ROANOKE, Va. – The Confederate statue in front of Roanoke College is expected to be the center of attention at Tuesday’s Roanoke County Board of Supervisors meeting.
It’s not on the agenda, but people on both sides of the debate after calls for its removal and are expected to speak.
The monument to Confederate dead of Roanoke County stands on the corner of Main Street and College Avenue in downtown Salem in front of the old courthouse. It was dedicated by the Daughters of the Confederacy, one of many generic monuments put up across the region. But the one in Salem sits in front of a Roanoke College building and is now the center of a new call to action.
Yerisbel Jimenez is a Roanoke College alumna and the co-organizer of a petition for change.
“Following the events of George Floyd a group of alumni put together a Facebook page, it was called Roanoke College Alumni combating racism,” Jimenez said.

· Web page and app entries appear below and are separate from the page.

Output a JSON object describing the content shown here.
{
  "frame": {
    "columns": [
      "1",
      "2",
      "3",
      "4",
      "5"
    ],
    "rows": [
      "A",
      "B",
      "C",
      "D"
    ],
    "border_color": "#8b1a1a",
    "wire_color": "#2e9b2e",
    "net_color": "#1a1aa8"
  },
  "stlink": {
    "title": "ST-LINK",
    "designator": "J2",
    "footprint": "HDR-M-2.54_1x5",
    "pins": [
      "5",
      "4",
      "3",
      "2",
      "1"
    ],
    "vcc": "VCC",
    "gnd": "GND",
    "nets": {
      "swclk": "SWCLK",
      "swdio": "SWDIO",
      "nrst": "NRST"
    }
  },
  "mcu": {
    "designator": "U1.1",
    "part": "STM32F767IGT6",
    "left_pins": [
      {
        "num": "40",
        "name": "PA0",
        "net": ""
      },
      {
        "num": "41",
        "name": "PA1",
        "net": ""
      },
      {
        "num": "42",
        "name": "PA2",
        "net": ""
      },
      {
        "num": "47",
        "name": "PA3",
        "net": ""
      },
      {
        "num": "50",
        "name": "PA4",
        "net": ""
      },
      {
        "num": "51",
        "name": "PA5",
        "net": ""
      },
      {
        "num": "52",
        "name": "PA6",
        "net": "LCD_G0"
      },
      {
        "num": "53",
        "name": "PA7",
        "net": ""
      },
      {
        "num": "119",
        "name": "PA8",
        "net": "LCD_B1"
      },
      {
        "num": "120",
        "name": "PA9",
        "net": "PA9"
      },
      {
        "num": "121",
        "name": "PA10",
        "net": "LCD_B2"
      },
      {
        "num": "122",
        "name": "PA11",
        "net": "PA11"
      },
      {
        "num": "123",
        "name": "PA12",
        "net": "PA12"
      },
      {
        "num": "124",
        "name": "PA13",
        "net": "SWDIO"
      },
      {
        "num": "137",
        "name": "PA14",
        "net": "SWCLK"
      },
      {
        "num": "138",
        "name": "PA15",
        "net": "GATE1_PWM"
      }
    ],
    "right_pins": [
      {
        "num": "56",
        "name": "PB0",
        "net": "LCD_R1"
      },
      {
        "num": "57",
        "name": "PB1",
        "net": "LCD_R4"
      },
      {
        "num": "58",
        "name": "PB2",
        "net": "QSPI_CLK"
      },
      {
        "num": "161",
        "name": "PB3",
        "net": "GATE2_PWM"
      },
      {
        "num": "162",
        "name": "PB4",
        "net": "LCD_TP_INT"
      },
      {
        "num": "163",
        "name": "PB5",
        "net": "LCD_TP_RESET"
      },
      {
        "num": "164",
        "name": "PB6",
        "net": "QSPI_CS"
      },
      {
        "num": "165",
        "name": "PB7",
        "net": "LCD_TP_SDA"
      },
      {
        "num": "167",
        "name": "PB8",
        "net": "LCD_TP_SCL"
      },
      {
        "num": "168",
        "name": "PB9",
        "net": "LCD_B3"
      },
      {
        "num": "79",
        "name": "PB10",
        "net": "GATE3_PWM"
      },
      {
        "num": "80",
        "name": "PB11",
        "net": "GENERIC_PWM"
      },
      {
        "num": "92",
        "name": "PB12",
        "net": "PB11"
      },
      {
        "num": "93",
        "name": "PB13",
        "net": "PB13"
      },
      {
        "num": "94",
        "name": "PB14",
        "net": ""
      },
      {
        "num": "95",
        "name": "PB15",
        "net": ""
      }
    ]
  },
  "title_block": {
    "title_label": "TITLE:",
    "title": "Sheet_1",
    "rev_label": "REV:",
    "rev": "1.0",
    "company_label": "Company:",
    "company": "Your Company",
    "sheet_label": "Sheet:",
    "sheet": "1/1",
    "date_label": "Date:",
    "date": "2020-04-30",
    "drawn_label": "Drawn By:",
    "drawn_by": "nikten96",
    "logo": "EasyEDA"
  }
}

The petition is a call to action, to combat racial inequality at the college. It includes a ten-page letter of demands calling for a more culturally aware and inclusive campus.
“I was just trying to summarize years of issues that have gone unaddressed by the administration,” Jimenez said.
One demand is the removal of the statue. Roanoke College also issued a letter to the community stating it supports the swift removal of the monument, but Jimenez points out only after the petition began.
It’s not that straightforward, however. When the college annexed the old courthouse, the statue and the land directly around it remained with the county. The board of supervisors received a briefing on the statue last month, learning that as of July 1 the county is legally allowed to remove it if they want to.
The matter isn’t on Tuesday’s agenda however, although people for and against the issue are expected to speak during public comment.
Some opposed to the statue’s removal said the county should not listen to “out of towners” about what to do with it. While Jimenez only resided in the area for her time at Roanoke College, she said that does not make a difference against the arguments those opposed to removal make.
“Yes it was about state’s rights but it was about state’s rights to own people, and I don’t think that that’s something that we should be proud of, that’s not something we should celebrate,” Jimenez said.
She added the statue is just one sliver of the bigger problem. Jimenez said she and the others feel too often minority students are used as tools for the university’s advantage, such as in marketing materials, but that they don’t truly feel valued. They hope for more diversity in hiring and a focus on inclusiveness campus wife.
Jimenez and the other authors of the letter have a meeting with college leadership in the coming days.